### Data in this exercise
"""
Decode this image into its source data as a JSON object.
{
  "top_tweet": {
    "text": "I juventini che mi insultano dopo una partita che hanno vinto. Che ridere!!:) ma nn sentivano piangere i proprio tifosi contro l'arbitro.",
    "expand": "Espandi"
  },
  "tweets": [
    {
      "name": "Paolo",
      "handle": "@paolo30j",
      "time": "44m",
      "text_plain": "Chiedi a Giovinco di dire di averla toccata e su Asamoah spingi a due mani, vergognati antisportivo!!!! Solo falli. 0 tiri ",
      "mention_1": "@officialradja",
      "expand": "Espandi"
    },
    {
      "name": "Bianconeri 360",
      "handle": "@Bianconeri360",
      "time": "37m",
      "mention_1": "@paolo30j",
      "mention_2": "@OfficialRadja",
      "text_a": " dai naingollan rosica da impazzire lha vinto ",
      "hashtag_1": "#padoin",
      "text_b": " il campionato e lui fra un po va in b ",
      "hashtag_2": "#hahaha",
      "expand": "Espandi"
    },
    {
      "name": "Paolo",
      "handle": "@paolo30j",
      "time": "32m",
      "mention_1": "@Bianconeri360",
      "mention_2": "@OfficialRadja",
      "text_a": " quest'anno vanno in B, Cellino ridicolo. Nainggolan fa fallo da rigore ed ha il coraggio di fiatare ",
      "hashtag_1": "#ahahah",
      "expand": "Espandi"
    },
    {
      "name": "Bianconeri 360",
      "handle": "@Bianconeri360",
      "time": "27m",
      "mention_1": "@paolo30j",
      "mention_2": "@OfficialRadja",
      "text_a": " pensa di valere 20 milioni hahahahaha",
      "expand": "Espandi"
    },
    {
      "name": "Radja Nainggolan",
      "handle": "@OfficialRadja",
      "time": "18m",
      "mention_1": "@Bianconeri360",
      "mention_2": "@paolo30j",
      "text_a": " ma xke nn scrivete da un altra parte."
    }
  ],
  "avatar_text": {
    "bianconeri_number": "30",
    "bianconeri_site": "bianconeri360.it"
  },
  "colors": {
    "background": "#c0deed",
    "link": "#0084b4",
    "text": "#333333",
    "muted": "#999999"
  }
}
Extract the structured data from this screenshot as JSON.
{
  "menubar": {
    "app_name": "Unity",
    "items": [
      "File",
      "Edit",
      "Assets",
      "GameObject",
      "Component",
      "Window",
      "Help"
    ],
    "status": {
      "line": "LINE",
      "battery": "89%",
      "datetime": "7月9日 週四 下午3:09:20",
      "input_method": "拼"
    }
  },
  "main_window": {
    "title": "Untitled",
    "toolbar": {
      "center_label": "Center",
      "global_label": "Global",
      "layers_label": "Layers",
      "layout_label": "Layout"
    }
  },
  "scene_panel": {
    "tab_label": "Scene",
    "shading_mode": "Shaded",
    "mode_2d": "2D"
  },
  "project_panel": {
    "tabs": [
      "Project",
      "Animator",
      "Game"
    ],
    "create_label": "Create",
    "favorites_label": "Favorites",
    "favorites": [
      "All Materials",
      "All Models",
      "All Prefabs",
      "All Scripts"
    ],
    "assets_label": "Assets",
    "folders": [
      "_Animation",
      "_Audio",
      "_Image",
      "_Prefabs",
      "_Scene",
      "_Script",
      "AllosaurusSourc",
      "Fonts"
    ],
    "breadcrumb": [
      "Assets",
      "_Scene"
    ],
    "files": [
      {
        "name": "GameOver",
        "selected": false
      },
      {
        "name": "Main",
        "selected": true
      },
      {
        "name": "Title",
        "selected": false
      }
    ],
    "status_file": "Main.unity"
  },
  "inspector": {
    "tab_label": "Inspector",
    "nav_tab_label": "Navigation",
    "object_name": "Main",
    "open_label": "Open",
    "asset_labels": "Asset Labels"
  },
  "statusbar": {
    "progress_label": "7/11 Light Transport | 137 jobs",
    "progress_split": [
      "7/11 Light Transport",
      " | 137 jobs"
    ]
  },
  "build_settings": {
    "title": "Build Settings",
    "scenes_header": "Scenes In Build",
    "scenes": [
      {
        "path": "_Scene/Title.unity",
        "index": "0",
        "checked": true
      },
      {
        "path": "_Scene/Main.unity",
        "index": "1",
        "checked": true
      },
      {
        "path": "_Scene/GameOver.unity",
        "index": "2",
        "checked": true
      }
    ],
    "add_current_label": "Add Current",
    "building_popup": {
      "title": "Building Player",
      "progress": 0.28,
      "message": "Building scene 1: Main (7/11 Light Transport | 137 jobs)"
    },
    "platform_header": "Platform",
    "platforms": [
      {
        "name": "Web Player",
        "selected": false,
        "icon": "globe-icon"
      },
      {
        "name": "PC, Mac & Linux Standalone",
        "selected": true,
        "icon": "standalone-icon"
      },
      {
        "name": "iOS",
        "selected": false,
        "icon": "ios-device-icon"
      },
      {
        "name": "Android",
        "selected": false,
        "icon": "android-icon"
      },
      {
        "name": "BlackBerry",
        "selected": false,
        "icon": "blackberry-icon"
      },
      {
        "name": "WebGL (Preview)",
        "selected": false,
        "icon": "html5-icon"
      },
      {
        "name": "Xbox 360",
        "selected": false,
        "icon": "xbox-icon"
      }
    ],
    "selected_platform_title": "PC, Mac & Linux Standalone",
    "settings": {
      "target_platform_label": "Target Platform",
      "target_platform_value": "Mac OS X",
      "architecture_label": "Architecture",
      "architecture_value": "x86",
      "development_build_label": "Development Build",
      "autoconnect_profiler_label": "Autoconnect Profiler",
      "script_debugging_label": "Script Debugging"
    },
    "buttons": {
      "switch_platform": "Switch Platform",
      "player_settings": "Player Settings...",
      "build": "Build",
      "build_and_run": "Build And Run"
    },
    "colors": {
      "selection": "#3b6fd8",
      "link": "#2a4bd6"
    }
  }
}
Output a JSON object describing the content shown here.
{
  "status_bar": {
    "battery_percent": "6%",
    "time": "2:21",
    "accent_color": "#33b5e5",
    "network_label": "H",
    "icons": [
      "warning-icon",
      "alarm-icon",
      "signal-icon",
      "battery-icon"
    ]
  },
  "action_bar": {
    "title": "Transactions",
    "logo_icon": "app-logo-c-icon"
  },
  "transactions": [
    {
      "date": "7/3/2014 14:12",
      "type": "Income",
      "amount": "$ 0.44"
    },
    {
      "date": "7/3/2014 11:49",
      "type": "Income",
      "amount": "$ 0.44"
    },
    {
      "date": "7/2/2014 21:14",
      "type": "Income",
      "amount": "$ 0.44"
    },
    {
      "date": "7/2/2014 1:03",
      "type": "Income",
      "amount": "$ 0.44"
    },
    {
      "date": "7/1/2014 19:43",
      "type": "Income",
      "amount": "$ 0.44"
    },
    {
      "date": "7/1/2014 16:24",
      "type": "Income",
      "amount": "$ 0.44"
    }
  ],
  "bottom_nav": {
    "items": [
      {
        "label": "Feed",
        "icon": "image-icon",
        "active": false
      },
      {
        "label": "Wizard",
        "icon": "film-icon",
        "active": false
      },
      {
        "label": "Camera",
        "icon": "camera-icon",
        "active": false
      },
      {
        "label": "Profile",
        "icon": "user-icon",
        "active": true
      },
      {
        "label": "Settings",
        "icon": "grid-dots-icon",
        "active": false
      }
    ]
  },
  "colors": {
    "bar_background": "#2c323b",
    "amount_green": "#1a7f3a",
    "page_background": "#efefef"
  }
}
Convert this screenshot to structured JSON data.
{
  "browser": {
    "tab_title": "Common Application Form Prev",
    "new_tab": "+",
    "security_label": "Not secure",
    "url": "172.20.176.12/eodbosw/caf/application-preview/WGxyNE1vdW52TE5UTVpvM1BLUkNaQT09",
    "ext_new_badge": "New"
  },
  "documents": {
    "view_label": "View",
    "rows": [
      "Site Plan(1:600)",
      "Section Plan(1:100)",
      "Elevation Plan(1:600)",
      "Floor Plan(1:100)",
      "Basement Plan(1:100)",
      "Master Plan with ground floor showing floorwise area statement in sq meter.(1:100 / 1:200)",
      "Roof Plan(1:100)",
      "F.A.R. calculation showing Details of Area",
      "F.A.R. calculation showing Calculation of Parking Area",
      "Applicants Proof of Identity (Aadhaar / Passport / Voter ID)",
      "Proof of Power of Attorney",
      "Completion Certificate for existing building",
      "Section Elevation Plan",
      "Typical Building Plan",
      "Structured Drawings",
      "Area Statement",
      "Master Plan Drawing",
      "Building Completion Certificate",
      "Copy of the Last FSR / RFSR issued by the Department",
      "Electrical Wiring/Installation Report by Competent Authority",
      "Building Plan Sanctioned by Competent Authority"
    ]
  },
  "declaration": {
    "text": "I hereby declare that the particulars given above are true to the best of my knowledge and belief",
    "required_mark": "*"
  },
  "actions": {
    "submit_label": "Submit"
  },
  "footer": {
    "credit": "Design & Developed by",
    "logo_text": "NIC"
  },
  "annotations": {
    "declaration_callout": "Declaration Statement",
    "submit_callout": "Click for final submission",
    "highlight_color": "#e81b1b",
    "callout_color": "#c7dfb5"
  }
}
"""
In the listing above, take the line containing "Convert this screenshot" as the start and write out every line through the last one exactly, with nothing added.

### Reply
Convert this screenshot to structured JSON data.
{
  "browser": {
    "tab_title": "Common Application Form Prev",
    "new_tab": "+",
    "security_label": "Not secure",
    "url": "172.20.176.12/eodbosw/caf/application-preview/WGxyNE1vdW52TE5UTVpvM1BLUkNaQT09",
    "ext_new_badge": "New"
  },
  "documents": {
    "view_label": "View",
    "rows": [
      "Site Plan(1:600)",
      "Section Plan(1:100)",
      "Elevation Plan(1:600)",
      "Floor Plan(1:100)",
      "Basement Plan(1:100)",
      "Master Plan with ground floor showing floorwise area statement in sq meter.(1:100 / 1:200)",
      "Roof Plan(1:100)",
      "F.A.R. calculation showing Details of Area",
      "F.A.R. calculation showing Calculation of Parking Area",
      "Applicants Proof of Identity (Aadhaar / Passport / Voter ID)",
      "Proof of Power of Attorney",
      "Completion Certificate for existing building",
      "Section Elevation Plan",
      "Typical Building Plan",
      "Structured Drawings",
      "Area Statement",
      "Master Plan Drawing",
      "Building Completion Certificate",
      "Copy of the Last FSR / RFSR issued by the Department",
      "Electrical Wiring/Installation Report by Competent Authority",
      "Building Plan Sanctioned by Competent Authority"
    ]
  },
  "declaration": {
    "text": "I hereby declare that the particulars given above are true to the best of my knowledge and belief",
    "required_mark": "*"
  },
  "actions": {
    "submit_label": "Submit"
  },
  "footer": {
    "credit": "Design & Developed by",
    "logo_text": "NIC"
  },
  "annotations": {
    "declaration_callout": "Declaration Statement",
    "submit_callout": "Click for final submission",
    "highlight_color": "#e81b1b",
    "callout_color": "#c7dfb5"
  }
}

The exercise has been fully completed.